··· SUPPLIED MATERIAL

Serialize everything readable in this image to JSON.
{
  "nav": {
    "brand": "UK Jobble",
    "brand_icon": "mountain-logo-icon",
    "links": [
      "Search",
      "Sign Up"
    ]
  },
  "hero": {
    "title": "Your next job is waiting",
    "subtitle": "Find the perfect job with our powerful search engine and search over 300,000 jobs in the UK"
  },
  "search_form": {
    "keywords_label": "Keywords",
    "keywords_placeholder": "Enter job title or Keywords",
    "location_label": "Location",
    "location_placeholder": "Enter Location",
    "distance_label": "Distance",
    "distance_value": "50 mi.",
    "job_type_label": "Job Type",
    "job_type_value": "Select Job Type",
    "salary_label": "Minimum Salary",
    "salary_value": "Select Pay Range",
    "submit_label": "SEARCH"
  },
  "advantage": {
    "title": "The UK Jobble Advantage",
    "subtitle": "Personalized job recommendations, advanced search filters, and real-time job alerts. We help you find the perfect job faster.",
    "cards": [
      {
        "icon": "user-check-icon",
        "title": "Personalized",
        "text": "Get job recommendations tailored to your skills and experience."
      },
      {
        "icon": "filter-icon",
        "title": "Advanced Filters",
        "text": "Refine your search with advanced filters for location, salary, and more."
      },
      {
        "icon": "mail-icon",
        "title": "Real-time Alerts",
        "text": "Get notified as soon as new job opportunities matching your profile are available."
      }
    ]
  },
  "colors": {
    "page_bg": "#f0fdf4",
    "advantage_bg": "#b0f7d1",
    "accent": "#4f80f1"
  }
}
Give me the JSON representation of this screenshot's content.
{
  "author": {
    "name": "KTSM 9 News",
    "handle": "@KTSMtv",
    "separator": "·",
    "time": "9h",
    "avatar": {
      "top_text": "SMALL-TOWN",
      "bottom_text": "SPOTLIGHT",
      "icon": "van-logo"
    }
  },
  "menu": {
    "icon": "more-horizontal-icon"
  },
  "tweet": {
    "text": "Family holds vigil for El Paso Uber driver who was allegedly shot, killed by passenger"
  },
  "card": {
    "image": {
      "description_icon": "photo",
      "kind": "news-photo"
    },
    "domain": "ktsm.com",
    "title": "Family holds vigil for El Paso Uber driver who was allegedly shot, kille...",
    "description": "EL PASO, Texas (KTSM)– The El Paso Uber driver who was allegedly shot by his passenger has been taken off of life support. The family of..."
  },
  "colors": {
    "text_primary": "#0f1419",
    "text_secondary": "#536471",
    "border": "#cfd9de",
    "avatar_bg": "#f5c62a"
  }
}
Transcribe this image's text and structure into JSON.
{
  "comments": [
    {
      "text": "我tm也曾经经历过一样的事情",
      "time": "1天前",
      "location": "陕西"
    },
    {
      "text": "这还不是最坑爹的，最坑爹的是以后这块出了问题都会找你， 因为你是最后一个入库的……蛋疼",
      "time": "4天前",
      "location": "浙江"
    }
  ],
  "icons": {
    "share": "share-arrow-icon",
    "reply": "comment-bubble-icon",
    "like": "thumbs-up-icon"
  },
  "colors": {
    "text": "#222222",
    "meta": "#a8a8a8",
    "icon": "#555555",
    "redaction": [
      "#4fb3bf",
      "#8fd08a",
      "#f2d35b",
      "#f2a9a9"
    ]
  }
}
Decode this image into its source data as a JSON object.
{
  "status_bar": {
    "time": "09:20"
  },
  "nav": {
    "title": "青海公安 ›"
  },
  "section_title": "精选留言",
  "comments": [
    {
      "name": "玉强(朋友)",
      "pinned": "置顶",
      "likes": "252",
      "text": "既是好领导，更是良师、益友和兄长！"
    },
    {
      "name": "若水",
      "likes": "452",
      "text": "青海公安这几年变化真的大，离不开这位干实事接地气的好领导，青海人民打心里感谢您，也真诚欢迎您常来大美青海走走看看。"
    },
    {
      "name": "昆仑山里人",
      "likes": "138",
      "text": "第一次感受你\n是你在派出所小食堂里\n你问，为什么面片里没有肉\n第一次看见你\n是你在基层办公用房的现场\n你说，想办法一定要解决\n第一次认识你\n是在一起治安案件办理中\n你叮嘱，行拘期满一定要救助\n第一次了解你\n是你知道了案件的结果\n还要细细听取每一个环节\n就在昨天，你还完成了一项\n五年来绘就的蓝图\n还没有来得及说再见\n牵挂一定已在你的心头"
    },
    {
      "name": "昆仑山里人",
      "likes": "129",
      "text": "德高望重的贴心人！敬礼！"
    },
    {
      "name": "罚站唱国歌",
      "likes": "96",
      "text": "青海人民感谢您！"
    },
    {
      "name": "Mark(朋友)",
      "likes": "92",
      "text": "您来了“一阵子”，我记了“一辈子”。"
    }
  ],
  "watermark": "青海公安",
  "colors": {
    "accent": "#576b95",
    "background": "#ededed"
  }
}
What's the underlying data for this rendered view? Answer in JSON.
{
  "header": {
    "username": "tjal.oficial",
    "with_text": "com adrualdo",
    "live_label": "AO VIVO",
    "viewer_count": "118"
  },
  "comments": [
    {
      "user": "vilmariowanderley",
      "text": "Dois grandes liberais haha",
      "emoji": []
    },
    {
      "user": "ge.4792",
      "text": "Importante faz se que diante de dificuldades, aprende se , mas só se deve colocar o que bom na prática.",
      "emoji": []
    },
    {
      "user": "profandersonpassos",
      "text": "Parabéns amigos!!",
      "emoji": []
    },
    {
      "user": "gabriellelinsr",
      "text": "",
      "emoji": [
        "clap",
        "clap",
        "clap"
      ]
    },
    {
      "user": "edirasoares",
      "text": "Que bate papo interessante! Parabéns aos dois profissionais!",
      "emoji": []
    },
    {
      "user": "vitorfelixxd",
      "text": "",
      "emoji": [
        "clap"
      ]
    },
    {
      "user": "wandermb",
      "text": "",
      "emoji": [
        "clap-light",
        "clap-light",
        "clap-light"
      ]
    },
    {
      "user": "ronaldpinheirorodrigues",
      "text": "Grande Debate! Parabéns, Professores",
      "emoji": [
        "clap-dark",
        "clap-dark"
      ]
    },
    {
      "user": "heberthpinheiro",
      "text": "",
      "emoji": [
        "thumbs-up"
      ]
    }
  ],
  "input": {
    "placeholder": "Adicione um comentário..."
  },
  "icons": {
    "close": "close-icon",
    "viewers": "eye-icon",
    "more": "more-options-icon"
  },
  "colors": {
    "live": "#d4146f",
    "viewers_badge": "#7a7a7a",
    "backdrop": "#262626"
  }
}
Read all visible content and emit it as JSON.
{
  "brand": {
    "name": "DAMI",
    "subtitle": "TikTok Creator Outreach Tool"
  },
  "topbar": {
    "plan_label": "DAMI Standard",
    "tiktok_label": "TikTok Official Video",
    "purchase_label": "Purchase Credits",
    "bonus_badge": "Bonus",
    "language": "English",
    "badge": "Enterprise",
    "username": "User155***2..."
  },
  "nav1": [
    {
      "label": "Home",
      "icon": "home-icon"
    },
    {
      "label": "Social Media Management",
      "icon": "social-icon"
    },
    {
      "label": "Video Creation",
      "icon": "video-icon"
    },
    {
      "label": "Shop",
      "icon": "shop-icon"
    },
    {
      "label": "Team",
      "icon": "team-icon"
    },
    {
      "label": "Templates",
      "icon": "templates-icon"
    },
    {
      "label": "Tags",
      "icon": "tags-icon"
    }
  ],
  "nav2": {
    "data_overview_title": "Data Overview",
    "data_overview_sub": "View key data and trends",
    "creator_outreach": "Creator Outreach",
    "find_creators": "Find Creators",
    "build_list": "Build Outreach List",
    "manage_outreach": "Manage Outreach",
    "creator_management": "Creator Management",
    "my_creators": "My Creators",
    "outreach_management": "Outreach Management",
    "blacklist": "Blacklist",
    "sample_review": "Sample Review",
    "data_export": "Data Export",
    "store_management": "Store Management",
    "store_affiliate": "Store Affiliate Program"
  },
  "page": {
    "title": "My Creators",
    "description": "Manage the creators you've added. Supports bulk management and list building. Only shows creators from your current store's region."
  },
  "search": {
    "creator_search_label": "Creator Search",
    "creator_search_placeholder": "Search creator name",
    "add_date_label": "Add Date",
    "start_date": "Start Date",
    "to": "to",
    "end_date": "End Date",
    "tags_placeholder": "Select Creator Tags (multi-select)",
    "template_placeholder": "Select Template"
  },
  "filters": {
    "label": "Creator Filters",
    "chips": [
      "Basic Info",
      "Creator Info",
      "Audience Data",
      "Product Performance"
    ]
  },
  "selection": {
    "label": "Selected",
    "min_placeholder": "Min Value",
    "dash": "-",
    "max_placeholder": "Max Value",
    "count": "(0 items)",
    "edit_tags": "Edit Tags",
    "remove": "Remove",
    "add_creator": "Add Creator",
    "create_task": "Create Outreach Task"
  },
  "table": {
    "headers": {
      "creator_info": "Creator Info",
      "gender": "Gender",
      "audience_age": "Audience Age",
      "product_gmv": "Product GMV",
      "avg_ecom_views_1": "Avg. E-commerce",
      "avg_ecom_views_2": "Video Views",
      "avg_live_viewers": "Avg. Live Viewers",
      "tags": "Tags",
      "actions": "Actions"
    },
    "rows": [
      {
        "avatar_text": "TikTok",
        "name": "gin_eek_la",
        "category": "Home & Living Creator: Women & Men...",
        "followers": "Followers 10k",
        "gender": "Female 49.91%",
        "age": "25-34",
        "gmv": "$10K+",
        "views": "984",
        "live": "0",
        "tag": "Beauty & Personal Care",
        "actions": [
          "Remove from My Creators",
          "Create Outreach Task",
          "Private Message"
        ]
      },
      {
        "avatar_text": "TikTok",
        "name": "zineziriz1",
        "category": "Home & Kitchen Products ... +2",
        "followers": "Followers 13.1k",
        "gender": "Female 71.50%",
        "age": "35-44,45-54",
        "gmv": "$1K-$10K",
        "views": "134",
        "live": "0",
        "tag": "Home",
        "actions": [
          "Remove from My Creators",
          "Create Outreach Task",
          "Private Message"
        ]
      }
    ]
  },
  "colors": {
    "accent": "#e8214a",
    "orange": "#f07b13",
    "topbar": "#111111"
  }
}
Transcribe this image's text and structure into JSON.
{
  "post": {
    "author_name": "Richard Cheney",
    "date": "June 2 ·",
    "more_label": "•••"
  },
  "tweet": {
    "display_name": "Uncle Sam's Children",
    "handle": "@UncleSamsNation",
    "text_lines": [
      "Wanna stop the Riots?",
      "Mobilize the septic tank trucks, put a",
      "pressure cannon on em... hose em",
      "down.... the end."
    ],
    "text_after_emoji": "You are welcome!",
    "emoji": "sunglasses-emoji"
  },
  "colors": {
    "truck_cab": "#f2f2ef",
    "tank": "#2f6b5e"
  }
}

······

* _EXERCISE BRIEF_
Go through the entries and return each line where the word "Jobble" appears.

* _SOLUTION_
    "brand": "UK Jobble",
    "title": "The UK Jobble Advantage",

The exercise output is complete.